Ants around the house are generally just a nuisance pest. They can get into some of your food and freak you out, but they generally do not post a structural hazard to your home. That changes a bit with carpenter ants.
So What Do You Need to Know About Carpenter Ants?
- Carpenter ants often get confused with termites because they have the similar behavior of chewing up wood. Unlike the termites, carpenter ants do not eat the wood for food. Carpenter ants will sprout wings as well and will look similar to a termite swarm.
- Carpenter ants chew up wood into ‘galleries’ in order to create places for them to lay eggs. Unlike the termites whose wood chewing develops ‘mud’ like tunnels, the carpenter ants chewing is dry. If you notice small piles of saw dust around a woodpile or under roof eaves then the likely hood of carpenter ants being the problem goes up. Carpenter bees will create similar piles of saw dust when creating their galleries to build nests.
- Carpenter ants ideally chew on rotted and/or moist wood. This allows them protection and easier ability to create their galleries for laying eggs. They will chew on dry wood if that is the only source for nesting that they can find.
- The most common carpenter ant we find in the United Stats is the black carpenter ant. The Black Carpenter Ant is also the largest of the species found in the United States. We have approximately 10 different species of carpenter ants in Tennessee. The Black Field Ant is often confused with the Black Carpenter Ant. This is a problem when someone tries to sell a homeowner an expensive carpenter ant treatment, when, in actuality they only had black field ants (for the record, we are not one of those pest control companies).
- Carpenter ants do not pose a threat to a humans health. They can damage a home structurally if allowed to feed on your home unchecked. But the most they can do to a human is bite them, which feels like a slight pinch. They do look pretty formidable a bug with their front pinchers and comparable size to other ants.

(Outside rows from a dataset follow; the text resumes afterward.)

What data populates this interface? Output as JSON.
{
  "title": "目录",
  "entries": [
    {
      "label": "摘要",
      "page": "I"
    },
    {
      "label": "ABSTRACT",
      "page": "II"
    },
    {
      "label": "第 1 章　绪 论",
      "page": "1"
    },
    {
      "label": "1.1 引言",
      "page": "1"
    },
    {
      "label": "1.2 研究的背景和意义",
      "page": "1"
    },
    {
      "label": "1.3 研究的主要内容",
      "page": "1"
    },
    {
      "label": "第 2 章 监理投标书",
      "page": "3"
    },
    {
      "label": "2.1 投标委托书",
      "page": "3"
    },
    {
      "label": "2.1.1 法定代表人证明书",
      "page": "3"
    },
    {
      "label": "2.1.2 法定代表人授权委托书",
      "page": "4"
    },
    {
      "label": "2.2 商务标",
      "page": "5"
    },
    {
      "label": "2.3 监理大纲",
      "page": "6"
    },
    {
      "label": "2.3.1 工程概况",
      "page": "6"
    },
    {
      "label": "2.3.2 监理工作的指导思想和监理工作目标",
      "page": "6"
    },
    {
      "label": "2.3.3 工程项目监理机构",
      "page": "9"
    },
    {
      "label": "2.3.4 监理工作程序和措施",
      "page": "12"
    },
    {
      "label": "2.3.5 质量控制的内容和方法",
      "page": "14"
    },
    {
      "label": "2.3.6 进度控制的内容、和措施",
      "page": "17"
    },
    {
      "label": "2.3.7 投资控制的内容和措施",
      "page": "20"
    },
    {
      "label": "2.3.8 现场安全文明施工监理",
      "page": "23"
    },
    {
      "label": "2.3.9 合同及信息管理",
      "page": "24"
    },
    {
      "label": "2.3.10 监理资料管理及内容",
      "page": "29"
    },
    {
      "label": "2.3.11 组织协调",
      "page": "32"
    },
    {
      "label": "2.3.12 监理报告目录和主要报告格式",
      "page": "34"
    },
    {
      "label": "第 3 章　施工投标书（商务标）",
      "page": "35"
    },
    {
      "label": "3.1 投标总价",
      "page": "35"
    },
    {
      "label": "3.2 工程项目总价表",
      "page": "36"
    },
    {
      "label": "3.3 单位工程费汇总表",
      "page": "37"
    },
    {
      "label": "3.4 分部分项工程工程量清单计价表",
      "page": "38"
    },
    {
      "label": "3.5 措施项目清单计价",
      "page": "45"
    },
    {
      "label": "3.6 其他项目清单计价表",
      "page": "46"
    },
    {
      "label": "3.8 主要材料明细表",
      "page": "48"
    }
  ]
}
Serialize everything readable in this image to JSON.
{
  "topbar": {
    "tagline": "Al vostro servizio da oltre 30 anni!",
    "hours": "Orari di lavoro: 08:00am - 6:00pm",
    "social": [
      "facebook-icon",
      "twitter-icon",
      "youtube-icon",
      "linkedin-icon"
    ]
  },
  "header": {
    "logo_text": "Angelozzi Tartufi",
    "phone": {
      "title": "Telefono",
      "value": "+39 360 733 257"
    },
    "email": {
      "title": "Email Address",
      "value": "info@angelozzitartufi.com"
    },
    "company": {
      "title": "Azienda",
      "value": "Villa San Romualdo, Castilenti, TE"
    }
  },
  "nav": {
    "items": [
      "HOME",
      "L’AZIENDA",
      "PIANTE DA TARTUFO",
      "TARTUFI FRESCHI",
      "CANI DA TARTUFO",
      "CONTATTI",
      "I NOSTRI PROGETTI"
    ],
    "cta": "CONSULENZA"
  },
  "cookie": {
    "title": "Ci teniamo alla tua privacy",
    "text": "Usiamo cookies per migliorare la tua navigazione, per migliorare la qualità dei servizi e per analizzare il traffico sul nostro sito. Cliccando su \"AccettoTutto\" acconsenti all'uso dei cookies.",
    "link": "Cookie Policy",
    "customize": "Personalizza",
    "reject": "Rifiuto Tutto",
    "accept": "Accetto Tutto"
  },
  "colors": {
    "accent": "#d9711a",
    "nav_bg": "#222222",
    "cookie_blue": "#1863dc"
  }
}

- Many times is worth your time and money to call on a pest control professional to get rid of carpenter ants. Since their nesting source can be tricky to find and eliminate with household pesticides save your energy on this pest. This will also help you from damaging your own home in trying to eliminate the carpenter ant colony.
- If you do not have carpenter ants to get rid of you can help prevent them from getting into your house by; correcting roof or drainage leaks that create moisture issues, keep firewood away from the home, trimming back tree branches that touch the house, and seal any cracks in the foundation that might give access to the house.
Carpenter ants are most active starting around March in this area and can go into October. If you see them in your home do not assume that they are feeding on your home (remember they don’t actually feed on wood) but are looking for food just like any other ant does. If you want to know even more about carpenter ants you can download this white paper from University of Tennessee’s Extension program on carpenter ants.